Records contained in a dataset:
※ ※ ※

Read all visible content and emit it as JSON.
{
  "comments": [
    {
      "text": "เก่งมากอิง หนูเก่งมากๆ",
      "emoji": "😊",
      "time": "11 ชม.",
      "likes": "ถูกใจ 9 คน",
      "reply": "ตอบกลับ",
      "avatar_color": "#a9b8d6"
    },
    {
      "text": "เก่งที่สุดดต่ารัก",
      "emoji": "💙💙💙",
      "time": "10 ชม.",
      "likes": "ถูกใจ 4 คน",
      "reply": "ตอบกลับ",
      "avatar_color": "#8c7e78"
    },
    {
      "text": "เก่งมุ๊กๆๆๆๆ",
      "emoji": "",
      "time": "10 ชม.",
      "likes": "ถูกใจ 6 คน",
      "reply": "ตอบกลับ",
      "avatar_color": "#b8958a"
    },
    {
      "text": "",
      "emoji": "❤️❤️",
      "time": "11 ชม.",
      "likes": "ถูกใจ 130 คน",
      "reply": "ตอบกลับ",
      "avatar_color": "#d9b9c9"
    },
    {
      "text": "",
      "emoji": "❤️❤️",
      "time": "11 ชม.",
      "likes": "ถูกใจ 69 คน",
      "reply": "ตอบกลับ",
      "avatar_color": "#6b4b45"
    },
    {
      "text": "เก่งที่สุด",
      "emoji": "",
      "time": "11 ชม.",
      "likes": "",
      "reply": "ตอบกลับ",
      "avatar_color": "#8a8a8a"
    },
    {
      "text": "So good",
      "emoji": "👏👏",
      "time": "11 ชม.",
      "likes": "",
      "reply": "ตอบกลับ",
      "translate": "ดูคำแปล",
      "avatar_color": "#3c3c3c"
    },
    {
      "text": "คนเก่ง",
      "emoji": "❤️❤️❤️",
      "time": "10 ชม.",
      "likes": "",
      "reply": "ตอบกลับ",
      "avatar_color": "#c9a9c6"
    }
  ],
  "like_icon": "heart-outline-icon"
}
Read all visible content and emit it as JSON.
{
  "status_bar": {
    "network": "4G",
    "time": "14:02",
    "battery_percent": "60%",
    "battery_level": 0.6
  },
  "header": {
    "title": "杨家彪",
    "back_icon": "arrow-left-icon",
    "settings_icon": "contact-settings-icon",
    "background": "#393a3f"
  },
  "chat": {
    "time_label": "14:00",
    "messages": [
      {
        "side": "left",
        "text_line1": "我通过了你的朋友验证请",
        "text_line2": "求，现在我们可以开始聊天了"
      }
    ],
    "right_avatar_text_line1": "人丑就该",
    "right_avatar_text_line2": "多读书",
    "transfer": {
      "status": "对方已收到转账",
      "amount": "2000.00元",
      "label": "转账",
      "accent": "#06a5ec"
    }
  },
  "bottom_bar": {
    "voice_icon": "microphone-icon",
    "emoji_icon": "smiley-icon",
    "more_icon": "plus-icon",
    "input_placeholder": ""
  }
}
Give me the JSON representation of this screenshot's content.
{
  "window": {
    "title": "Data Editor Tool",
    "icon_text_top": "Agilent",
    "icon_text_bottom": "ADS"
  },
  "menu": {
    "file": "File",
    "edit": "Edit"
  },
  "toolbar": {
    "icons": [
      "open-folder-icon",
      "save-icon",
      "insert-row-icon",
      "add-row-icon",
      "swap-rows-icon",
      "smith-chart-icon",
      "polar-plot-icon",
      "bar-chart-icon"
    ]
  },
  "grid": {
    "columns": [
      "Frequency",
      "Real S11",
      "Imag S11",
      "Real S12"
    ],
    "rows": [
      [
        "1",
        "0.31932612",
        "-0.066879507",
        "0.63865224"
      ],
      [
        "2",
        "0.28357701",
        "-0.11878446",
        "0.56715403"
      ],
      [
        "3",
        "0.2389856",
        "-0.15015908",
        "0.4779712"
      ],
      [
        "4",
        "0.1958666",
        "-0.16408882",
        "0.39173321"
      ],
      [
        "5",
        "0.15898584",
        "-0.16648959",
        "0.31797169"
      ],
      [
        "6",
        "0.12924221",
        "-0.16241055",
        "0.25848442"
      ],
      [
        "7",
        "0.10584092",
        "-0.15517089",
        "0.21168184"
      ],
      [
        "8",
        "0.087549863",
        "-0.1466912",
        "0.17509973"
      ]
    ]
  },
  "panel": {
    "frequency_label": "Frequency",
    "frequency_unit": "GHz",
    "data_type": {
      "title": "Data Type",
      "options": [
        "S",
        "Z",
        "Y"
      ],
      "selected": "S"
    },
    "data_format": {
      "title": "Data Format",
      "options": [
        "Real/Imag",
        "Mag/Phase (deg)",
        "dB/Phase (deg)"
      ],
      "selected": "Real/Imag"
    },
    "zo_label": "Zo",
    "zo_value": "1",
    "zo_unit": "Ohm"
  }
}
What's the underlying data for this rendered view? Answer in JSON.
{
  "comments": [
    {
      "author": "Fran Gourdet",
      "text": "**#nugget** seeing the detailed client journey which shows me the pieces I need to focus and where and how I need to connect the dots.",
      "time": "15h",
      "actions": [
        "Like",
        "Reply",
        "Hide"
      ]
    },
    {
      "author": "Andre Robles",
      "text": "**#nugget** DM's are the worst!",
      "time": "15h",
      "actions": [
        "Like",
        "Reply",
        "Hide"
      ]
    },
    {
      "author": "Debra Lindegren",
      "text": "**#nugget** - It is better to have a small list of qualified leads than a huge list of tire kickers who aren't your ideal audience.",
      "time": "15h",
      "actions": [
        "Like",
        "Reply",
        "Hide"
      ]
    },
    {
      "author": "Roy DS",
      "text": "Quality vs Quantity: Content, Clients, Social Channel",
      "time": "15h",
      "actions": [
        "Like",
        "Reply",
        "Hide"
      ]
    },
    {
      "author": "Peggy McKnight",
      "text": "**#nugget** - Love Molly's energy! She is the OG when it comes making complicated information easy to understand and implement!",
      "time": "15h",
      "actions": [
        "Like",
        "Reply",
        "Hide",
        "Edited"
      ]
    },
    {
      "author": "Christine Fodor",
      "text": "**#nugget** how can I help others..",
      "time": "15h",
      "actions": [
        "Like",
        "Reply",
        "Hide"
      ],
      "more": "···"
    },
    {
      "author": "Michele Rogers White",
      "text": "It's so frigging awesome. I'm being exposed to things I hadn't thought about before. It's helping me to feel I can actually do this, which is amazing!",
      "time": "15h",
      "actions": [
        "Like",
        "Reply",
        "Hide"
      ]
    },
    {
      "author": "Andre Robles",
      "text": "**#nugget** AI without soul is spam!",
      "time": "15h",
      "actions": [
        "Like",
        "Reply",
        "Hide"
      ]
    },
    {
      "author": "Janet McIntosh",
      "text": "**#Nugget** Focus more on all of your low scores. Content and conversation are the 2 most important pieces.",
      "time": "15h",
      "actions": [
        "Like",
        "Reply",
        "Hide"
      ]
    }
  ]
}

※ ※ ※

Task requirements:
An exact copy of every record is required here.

Solution for this exercise:
Read all visible content and emit it as JSON.
{
  "comments": [
    {
      "text": "เก่งมากอิง หนูเก่งมากๆ",
      "emoji": "😊",
      "time": "11 ชม.",
      "likes": "ถูกใจ 9 คน",
      "reply": "ตอบกลับ",
      "avatar_color": "#a9b8d6"
    },
    {
      "text": "เก่งที่สุดดต่ารัก",
      "emoji": "💙💙💙",
      "time": "10 ชม.",
      "likes": "ถูกใจ 4 คน",
      "reply": "ตอบกลับ",
      "avatar_color": "#8c7e78"
    },
    {
      "text": "เก่งมุ๊กๆๆๆๆ",
      "emoji": "",
      "time": "10 ชม.",
      "likes": "ถูกใจ 6 คน",
      "reply": "ตอบกลับ",
      "avatar_color": "#b8958a"
    },
    {
      "text": "",
      "emoji": "❤️❤️",
      "time": "11 ชม.",
      "likes": "ถูกใจ 130 คน",
      "reply": "ตอบกลับ",
      "avatar_color": "#d9b9c9"
    },
    {
      "text": "",
      "emoji": "❤️❤️",
      "time": "11 ชม.",
      "likes": "ถูกใจ 69 คน",
      "reply": "ตอบกลับ",
      "avatar_color": "#6b4b45"
    },
    {
      "text": "เก่งที่สุด",
      "emoji": "",
      "time": "11 ชม.",
      "likes": "",
      "reply": "ตอบกลับ",
      "avatar_color": "#8a8a8a"
    },
    {
      "text": "So good",
      "emoji": "👏👏",
      "time": "11 ชม.",
      "likes": "",
      "reply": "ตอบกลับ",
      "translate": "ดูคำแปล",
      "avatar_color": "#3c3c3c"
    },
    {
      "text": "คนเก่ง",
      "emoji": "❤️❤️❤️",
      "time": "10 ชม.",
      "likes": "",
      "reply": "ตอบกลับ",
      "avatar_color": "#c9a9c6"
    }
  ],
  "like_icon": "heart-outline-icon"
}
Read all visible content and emit it as JSON.
{
  "status_bar": {
    "network": "4G",
    "time": "14:02",
    "battery_percent": "60%",
    "battery_level": 0.6
  },
  "header": {
    "title": "杨家彪",
    "back_icon": "arrow-left-icon",
    "settings_icon": "contact-settings-icon",
    "background": "#393a3f"
  },
  "chat": {
    "time_label": "14:00",
    "messages": [
      {
        "side": "left",
        "text_line1": "我通过了你的朋友验证请",
        "text_line2": "求，现在我们可以开始聊天了"
      }
    ],
    "right_avatar_text_line1": "人丑就该",
    "right_avatar_text_line2": "多读书",
    "transfer": {
      "status": "对方已收到转账",
      "amount": "2000.00元",
      "label": "转账",
      "accent": "#06a5ec"
    }
  },
  "bottom_bar": {
    "voice_icon": "microphone-icon",
    "emoji_icon": "smiley-icon",
    "more_icon": "plus-icon",
    "input_placeholder": ""
  }
}
Give me the JSON representation of this screenshot's content.
{
  "window": {
    "title": "Data Editor Tool",
    "icon_text_top": "Agilent",
    "icon_text_bottom": "ADS"
  },
  "menu": {
    "file": "File",
    "edit": "Edit"
  },
  "toolbar": {
    "icons": [
      "open-folder-icon",
      "save-icon",
      "insert-row-icon",
      "add-row-icon",
      "swap-rows-icon",
      "smith-chart-icon",
      "polar-plot-icon",
      "bar-chart-icon"
    ]
  },
  "grid": {
    "columns": [
      "Frequency",
      "Real S11",
      "Imag S11",
      "Real S12"
    ],
    "rows": [
      [
        "1",
        "0.31932612",
        "-0.066879507",
        "0.63865224"
      ],
      [
        "2",
        "0.28357701",
        "-0.11878446",
        "0.56715403"
      ],
      [
        "3",
        "0.2389856",
        "-0.15015908",
        "0.4779712"
      ],
      [
        "4",
        "0.1958666",
        "-0.16408882",
        "0.39173321"
      ],
      [
        "5",
        "0.15898584",
        "-0.16648959",
        "0.31797169"
      ],
      [
        "6",
        "0.12924221",
        "-0.16241055",
        "0.25848442"
      ],
      [
        "7",
        "0.10584092",
        "-0.15517089",
        "0.21168184"
      ],
      [
        "8",
        "0.087549863",
        "-0.1466912",
        "0.17509973"
      ]
    ]
  },
  "panel": {
    "frequency_label": "Frequency",
    "frequency_unit": "GHz",
    "data_type": {
      "title": "Data Type",
      "options": [
        "S",
        "Z",
        "Y"
      ],
      "selected": "S"
    },
    "data_format": {
      "title": "Data Format",
      "options": [
        "Real/Imag",
        "Mag/Phase (deg)",
        "dB/Phase (deg)"
      ],
      "selected": "Real/Imag"
    },
    "zo_label": "Zo",
    "zo_value": "1",
    "zo_unit": "Ohm"
  }
}
What's the underlying data for this rendered view? Answer in JSON.
{
  "comments": [
    {
      "author": "Fran Gourdet",
      "text": "**#nugget** seeing the detailed client journey which shows me the pieces I need to focus and where and how I need to connect the dots.",
      "time": "15h",
      "actions": [
        "Like",
        "Reply",
        "Hide"
      ]
    },
    {
      "author": "Andre Robles",
      "text": "**#nugget** DM's are the worst!",
      "time": "15h",
      "actions": [
        "Like",
        "Reply",
        "Hide"
      ]
    },
    {
      "author": "Debra Lindegren",
      "text": "**#nugget** - It is better to have a small list of qualified leads than a huge list of tire kickers who aren't your ideal audience.",
      "time": "15h",
      "actions": [
        "Like",
        "Reply",
        "Hide"
      ]
    },
    {
      "author": "Roy DS",
      "text": "Quality vs Quantity: Content, Clients, Social Channel",
      "time": "15h",
      "actions": [
        "Like",
        "Reply",
        "Hide"
      ]
    },
    {
      "author": "Peggy McKnight",
      "text": "**#nugget** - Love Molly's energy! She is the OG when it comes making complicated information easy to understand and implement!",
      "time": "15h",
      "actions": [
        "Like",
        "Reply",
        "Hide",
        "Edited"
      ]
    },
    {
      "author": "Christine Fodor",
      "text": "**#nugget** how can I help others..",
      "time": "15h",
      "actions": [
        "Like",
        "Reply",
        "Hide"
      ],
      "more": "···"
    },
    {
      "author": "Michele Rogers White",
      "text": "It's so frigging awesome. I'm being exposed to things I hadn't thought about before. It's helping me to feel I can actually do this, which is amazing!",
      "time": "15h",
      "actions": [
        "Like",
        "Reply",
        "Hide"
      ]
    },
    {
      "author": "Andre Robles",
      "text": "**#nugget** AI without soul is spam!",
      "time": "15h",
      "actions": [
        "Like",
        "Reply",
        "Hide"
      ]
    },
    {
      "author": "Janet McIntosh",
      "text": "**#Nugget** Focus more on all of your low scores. Content and conversation are the 2 most important pieces.",
      "time": "15h",
      "actions": [
        "Like",
        "Reply",
        "Hide"
      ]
    }
  ]
}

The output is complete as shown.